About this task: Each line in the listing below that contains "accent" should be returned.

Records for the exercise:
BEGIN

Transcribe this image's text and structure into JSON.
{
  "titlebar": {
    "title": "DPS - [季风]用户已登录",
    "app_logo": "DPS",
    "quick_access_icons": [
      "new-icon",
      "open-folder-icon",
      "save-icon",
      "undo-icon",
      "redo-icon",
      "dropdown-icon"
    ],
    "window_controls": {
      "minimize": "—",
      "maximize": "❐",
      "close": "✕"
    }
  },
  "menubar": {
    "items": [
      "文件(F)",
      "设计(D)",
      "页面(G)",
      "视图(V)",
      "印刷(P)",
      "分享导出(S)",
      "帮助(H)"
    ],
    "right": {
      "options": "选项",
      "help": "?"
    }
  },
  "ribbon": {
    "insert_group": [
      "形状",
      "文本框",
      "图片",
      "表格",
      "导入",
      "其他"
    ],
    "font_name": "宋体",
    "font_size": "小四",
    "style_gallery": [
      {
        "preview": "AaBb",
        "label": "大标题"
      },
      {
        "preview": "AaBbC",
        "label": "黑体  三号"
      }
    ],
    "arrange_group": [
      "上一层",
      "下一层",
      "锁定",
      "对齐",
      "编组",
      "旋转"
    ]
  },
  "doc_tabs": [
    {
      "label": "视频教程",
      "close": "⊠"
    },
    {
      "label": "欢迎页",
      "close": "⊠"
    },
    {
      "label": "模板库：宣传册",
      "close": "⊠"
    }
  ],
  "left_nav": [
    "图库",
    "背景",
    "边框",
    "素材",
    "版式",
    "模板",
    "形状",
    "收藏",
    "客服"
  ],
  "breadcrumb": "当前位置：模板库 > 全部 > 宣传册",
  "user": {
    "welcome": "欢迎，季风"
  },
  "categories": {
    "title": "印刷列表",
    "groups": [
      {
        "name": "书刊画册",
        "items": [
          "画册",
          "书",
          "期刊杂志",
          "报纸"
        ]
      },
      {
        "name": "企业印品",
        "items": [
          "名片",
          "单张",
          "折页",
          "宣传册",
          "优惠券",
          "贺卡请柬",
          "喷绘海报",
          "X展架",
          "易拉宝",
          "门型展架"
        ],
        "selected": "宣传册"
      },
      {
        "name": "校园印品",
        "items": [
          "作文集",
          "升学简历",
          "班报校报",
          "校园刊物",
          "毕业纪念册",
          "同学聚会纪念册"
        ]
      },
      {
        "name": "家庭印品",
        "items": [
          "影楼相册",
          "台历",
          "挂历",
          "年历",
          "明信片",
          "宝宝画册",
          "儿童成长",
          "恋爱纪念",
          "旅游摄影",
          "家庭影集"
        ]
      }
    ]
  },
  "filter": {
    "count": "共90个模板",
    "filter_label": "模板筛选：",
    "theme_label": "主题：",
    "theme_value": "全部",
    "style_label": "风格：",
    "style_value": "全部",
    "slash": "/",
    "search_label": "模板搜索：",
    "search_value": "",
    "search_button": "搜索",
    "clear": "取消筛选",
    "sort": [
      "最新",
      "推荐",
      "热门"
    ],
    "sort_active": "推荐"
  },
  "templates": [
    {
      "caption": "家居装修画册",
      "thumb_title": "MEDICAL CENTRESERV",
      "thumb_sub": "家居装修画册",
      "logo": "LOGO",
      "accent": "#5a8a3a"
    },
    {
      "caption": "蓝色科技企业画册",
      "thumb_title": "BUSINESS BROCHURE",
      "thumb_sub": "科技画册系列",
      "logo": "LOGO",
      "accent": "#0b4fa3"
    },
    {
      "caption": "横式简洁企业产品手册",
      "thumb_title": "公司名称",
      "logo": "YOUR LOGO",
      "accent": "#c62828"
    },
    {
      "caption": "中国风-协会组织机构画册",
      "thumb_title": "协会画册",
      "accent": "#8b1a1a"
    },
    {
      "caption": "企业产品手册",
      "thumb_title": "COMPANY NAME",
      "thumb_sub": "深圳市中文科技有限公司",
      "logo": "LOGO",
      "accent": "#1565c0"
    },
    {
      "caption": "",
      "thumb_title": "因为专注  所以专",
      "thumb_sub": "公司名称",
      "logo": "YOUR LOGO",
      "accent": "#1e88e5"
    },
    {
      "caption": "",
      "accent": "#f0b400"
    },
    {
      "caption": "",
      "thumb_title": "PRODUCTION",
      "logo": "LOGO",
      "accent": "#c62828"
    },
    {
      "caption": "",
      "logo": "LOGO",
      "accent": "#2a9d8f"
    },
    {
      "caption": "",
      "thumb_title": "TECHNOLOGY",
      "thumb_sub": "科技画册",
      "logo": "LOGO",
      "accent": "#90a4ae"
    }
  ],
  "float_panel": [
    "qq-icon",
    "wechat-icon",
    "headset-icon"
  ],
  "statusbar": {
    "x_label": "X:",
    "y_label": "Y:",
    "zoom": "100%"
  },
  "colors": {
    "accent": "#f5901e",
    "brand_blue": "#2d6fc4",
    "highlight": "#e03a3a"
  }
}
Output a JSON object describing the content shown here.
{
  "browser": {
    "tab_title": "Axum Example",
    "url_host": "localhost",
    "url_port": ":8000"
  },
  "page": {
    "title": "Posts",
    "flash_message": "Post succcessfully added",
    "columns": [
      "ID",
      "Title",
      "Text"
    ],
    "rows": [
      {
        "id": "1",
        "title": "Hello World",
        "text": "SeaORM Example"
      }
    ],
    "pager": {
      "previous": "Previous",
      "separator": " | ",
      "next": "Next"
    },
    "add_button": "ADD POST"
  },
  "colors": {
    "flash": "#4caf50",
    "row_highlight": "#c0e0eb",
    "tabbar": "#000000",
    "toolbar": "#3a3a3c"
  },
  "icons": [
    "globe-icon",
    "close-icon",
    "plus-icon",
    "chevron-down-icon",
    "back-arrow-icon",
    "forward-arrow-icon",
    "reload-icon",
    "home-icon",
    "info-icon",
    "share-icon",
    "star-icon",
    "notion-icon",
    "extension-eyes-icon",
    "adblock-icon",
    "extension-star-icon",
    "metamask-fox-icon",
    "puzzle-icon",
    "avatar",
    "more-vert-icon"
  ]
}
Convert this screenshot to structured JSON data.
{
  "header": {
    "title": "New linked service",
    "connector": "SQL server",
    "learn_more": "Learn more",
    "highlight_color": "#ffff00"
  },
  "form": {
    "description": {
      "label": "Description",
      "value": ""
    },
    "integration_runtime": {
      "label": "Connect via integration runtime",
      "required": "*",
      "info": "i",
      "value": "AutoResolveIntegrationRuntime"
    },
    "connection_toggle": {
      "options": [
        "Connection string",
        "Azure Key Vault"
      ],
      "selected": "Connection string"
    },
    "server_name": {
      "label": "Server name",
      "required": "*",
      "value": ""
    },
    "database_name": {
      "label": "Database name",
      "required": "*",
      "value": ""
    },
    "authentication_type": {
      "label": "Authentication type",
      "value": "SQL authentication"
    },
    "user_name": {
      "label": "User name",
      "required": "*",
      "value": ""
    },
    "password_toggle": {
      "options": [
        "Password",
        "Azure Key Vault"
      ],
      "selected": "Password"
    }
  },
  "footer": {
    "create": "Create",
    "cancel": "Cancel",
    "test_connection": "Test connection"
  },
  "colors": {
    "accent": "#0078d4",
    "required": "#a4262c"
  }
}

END

Result for this task:
      "accent": "#5a8a3a"
      "accent": "#0b4fa3"
      "accent": "#c62828"
      "accent": "#8b1a1a"
      "accent": "#1565c0"
      "accent": "#1e88e5"
      "accent": "#f0b400"
      "accent": "#c62828"
      "accent": "#2a9d8f"
      "accent": "#90a4ae"
    "accent": "#f5901e",
    "accent": "#0078d4",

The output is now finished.